The announcement that a Chinese scientist, Dr He Jiankui, had used the gene-editing technique Crispr to engineer the world’s first genetically modified babies provoked a storm of protests. Though Dr He said he was motivated to help families struggling with genetic diseases, scientists around the world have warned that the experiment poses grave risks not only to the twins involved and their progeny but also to our entire species, and many ethicists have agreed.
On the same day the story broke, the entrepreneur Elon Musk announced that one of his companies, Neuralink, was planning to save the human race by building a hard drive to be implanted in the brain. The goal, Musk explained, was to wire a chip into your skull, giving you the digital intelligence that is poised to surge far ahead of mere biological intelligence. Without that chip – that is, without fully incorporating artificial intelligence into ourselves – our species, Musk argued, is doomed.
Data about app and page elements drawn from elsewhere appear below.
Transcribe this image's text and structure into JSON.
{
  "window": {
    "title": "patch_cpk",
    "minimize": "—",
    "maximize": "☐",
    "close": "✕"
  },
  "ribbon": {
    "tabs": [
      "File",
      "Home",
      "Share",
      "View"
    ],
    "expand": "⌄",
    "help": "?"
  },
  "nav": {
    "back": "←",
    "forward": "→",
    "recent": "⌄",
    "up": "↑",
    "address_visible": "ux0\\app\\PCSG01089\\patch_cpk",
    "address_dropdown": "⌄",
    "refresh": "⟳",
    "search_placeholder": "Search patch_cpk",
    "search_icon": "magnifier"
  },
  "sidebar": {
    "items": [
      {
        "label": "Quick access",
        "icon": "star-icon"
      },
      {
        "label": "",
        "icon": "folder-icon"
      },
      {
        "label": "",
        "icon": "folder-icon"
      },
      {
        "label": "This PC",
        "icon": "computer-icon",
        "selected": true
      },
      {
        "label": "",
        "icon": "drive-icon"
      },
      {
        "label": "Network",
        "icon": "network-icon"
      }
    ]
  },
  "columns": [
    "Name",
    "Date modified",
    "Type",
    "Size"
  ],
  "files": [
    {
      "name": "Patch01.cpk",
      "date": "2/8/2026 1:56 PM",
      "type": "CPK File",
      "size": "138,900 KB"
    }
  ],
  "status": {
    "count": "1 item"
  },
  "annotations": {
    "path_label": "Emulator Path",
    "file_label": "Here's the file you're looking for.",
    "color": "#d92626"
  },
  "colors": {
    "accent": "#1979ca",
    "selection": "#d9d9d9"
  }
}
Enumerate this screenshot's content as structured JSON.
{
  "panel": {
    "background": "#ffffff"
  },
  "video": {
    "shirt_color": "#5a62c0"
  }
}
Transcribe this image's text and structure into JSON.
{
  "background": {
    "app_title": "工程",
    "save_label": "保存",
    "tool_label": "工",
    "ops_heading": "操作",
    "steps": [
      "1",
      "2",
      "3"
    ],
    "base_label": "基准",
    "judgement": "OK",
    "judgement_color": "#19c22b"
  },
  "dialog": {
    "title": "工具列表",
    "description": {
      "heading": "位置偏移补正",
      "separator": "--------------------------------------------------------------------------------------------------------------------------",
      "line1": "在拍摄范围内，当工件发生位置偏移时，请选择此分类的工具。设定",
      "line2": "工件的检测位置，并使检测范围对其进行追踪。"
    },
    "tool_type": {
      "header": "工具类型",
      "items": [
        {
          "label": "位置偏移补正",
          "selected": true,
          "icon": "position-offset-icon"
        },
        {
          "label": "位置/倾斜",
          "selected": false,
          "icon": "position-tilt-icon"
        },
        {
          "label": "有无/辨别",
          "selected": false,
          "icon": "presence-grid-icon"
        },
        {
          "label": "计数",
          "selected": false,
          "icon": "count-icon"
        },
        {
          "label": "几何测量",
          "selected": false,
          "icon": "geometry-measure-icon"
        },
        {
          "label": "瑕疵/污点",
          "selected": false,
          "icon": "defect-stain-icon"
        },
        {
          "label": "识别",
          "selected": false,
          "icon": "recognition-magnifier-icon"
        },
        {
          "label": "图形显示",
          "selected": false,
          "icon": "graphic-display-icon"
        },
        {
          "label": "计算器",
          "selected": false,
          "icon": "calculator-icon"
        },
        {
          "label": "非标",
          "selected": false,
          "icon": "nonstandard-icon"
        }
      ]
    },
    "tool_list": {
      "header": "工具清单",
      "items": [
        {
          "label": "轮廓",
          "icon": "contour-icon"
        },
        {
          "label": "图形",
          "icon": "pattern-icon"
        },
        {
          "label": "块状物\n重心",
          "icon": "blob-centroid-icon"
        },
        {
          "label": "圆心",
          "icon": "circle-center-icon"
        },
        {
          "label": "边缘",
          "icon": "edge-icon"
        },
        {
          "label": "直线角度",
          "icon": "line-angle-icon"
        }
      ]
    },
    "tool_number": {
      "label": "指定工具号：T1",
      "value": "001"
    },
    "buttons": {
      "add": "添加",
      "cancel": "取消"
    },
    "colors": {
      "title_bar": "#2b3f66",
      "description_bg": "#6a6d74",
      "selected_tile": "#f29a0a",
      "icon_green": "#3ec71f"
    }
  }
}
In the robotic, algorithm-dominated universe that lies just ahead, we will be restricted, if we survive at all, to a few protected zones, comparable to the steadily shrinking territories, little more than big cages, where the last chimpanzees and mountain gorillas eke out their existence.